Right-click on the function project and choose publish. Follow the wizard and create a new Function App and select your resource group where your Event Grid Topics is. Select West US 2 if you need to create any new Azure resources/storage account/etc..

Once deployed, head over to Azure Portal, open your new function app and select the newly deployed SendNewLeadWelcomeLetter function:

Adding an Azure Event Grid subcription for an Azure Function

At the top right select Add Event Grid subscription. And follow the wizard to create a new subscription - this will enable the new function to be triggered by an Event Grid Subscription. As part of the subscription we’ll limit the event type to new-sales-lead-created:

Adding an Azure Event Grid subcription for an Azure Function

Next go to the function app platform features tab and select Log Streaming. We can now use Postman to POST the following JSON to the Event Grid Topic we created earlier.

[
    {
        "id": "1236",
        "eventType": "new-sales-lead-created",
        "subject": "myapp/sales/leads",
        "eventTime": "2017-12-08T01:01:36+00:00",
        "data":{
            "firstName": "Amrit",
            "postalAddress": "xyz"
        }
    }
]

Head back to the streaming logs and you should see your precompiled Azure Function executing in response to the Event Grid event:

2017-12-08T06:38:25  Welcome, you are now connected to log-streaming service.

2017-12-08T06:38:49.841 Function started (Id=ec927bc1-fa15-4211-a7bd-8e593f5d4840)

2017-12-08T06:38:49.841 EventGridEvent
    Id:1234
    Topic:/subscriptions/797e1c4e-3fd4-4cd6-84b8-ef103cee8b6b/resourceGroups/DCTEGDemo/providers/Microsoft.EventGrid/topics/sales-leads
    Subject:myapp/sales/leads
    Type:new-sales-lead-created
    Data:{

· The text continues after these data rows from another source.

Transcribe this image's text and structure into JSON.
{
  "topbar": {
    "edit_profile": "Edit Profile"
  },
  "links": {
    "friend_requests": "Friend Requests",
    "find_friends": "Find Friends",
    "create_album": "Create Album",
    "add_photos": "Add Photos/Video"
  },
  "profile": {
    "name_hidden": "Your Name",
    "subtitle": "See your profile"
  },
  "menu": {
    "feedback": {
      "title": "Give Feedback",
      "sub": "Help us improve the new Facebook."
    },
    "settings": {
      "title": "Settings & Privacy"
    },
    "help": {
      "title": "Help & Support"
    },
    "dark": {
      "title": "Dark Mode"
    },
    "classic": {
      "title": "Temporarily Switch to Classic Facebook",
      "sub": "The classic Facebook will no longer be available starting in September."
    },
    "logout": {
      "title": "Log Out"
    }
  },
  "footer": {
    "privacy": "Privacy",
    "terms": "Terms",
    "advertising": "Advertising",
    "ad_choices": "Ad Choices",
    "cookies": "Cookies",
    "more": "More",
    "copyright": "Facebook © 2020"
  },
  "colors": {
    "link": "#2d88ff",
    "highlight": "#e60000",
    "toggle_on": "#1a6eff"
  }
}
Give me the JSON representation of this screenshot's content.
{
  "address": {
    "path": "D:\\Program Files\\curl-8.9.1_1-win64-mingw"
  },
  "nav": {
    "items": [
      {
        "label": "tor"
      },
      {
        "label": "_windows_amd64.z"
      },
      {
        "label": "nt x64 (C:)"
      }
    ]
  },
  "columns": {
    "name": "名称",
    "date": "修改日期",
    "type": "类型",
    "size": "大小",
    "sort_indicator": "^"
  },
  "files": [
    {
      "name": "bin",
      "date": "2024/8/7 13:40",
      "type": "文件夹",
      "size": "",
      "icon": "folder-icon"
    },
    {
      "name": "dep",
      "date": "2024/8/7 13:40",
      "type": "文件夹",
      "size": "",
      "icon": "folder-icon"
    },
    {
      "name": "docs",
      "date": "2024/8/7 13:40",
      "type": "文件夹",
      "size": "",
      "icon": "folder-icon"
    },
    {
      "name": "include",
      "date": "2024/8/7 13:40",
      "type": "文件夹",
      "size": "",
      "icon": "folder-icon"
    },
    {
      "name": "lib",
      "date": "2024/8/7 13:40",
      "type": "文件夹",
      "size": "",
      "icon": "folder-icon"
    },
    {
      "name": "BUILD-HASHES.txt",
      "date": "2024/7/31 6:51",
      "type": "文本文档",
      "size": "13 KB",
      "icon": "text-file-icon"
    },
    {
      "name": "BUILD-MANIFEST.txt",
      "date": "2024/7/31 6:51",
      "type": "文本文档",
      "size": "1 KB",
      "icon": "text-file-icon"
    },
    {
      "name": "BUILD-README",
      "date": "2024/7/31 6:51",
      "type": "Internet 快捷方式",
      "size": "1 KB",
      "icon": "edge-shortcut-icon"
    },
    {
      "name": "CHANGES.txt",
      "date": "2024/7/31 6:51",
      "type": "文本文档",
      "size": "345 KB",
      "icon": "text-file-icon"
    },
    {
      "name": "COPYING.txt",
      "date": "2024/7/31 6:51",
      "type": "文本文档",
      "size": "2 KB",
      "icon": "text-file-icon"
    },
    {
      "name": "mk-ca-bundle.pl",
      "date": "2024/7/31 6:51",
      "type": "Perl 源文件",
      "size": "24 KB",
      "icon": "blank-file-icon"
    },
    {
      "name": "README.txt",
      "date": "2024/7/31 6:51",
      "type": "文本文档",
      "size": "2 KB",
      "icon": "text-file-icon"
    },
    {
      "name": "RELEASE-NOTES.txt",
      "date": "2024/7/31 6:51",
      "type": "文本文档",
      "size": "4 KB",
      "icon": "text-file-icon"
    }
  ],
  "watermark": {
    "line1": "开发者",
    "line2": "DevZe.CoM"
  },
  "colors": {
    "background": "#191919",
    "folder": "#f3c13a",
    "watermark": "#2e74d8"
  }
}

  "firstName": "Amrit",

  "postalAddress": "xyz"

}

2017-12-08T06:38:49.841 Function completed (Success, Id=ec927bc1-fa15-4211-a7bd-8e593f5d4840, Duration=0ms)

 

To learn how to create precompiled Azure Functions in Visual Studio, check out my Writing and Testing Precompiled Azure Functions in Visual Studio 2017 Pluralsight course.